PROBLEM DETAILS
Reproduce each entry below in full, exactly as it was given.

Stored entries

= Beginning of Section =

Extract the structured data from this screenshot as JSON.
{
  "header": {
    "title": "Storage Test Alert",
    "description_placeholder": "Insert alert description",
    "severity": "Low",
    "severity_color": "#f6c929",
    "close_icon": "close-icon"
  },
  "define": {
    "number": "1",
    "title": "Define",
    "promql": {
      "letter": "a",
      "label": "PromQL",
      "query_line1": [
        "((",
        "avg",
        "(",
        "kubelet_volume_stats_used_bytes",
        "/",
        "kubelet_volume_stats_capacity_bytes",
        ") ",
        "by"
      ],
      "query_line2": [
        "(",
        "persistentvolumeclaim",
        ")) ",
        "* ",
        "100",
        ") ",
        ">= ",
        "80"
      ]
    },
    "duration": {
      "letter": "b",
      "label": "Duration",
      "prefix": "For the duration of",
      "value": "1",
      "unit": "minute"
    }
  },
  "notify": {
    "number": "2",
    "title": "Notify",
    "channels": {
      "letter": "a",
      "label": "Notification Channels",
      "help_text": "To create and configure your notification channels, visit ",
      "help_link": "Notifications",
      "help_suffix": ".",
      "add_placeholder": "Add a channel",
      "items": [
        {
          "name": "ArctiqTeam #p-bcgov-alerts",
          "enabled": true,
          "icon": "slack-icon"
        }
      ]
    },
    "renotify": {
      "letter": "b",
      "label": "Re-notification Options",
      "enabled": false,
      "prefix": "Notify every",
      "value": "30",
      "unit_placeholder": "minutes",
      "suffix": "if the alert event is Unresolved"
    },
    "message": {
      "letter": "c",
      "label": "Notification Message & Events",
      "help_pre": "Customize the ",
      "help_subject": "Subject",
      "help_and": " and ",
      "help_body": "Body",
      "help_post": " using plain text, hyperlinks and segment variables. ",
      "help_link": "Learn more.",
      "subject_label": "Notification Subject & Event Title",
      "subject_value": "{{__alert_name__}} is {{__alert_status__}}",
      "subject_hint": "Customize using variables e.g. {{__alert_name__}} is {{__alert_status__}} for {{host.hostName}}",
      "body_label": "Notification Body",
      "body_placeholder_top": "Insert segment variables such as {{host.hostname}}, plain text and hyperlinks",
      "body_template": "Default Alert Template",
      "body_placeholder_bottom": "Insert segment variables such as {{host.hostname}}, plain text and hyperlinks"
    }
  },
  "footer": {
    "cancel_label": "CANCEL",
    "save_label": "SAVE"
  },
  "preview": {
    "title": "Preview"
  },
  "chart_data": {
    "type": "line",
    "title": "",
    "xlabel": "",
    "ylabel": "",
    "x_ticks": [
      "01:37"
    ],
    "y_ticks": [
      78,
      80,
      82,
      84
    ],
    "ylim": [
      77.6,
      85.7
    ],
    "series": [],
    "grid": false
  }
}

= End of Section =

WRITTEN SOLUTION
Extract the structured data from this screenshot as JSON.
{
  "header": {
    "title": "Storage Test Alert",
    "description_placeholder": "Insert alert description",
    "severity": "Low",
    "severity_color": "#f6c929",
    "close_icon": "close-icon"
  },
  "define": {
    "number": "1",
    "title": "Define",
    "promql": {
      "letter": "a",
      "label": "PromQL",
      "query_line1": [
        "((",
        "avg",
        "(",
        "kubelet_volume_stats_used_bytes",
        "/",
        "kubelet_volume_stats_capacity_bytes",
        ") ",
        "by"
      ],
      "query_line2": [
        "(",
        "persistentvolumeclaim",
        ")) ",
        "* ",
        "100",
        ") ",
        ">= ",
        "80"
      ]
    },
    "duration": {
      "letter": "b",
      "label": "Duration",
      "prefix": "For the duration of",
      "value": "1",
      "unit": "minute"
    }
  },
  "notify": {
    "number": "2",
    "title": "Notify",
    "channels": {
      "letter": "a",
      "label": "Notification Channels",
      "help_text": "To create and configure your notification channels, visit ",
      "help_link": "Notifications",
      "help_suffix": ".",
      "add_placeholder": "Add a channel",
      "items": [
        {
          "name": "ArctiqTeam #p-bcgov-alerts",
          "enabled": true,
          "icon": "slack-icon"
        }
      ]
    },
    "renotify": {
      "letter": "b",
      "label": "Re-notification Options",
      "enabled": false,
      "prefix": "Notify every",
      "value": "30",
      "unit_placeholder": "minutes",
      "suffix": "if the alert event is Unresolved"
    },
    "message": {
      "letter": "c",
      "label": "Notification Message & Events",
      "help_pre": "Customize the ",
      "help_subject": "Subject",
      "help_and": " and ",
      "help_body": "Body",
      "help_post": " using plain text, hyperlinks and segment variables. ",
      "help_link": "Learn more.",
      "subject_label": "Notification Subject & Event Title",
      "subject_value": "{{__alert_name__}} is {{__alert_status__}}",
      "subject_hint": "Customize using variables e.g. {{__alert_name__}} is {{__alert_status__}} for {{host.hostName}}",
      "body_label": "Notification Body",
      "body_placeholder_top": "Insert segment variables such as {{host.hostname}}, plain text and hyperlinks",
      "body_template": "Default Alert Template",
      "body_placeholder_bottom": "Insert segment variables such as {{host.hostname}}, plain text and hyperlinks"
    }
  },
  "footer": {
    "cancel_label": "CANCEL",
    "save_label": "SAVE"
  },
  "preview": {
    "title": "Preview"
  },
  "chart_data": {
    "type": "line",
    "title": "",
    "xlabel": "",
    "ylabel": "",
    "x_ticks": [
      "01:37"
    ],
    "y_ticks": [
      78,
      80,
      82,
      84
    ],
    "ylim": [
      77.6,
      85.7
    ],
    "series": [],
    "grid": false
  }
}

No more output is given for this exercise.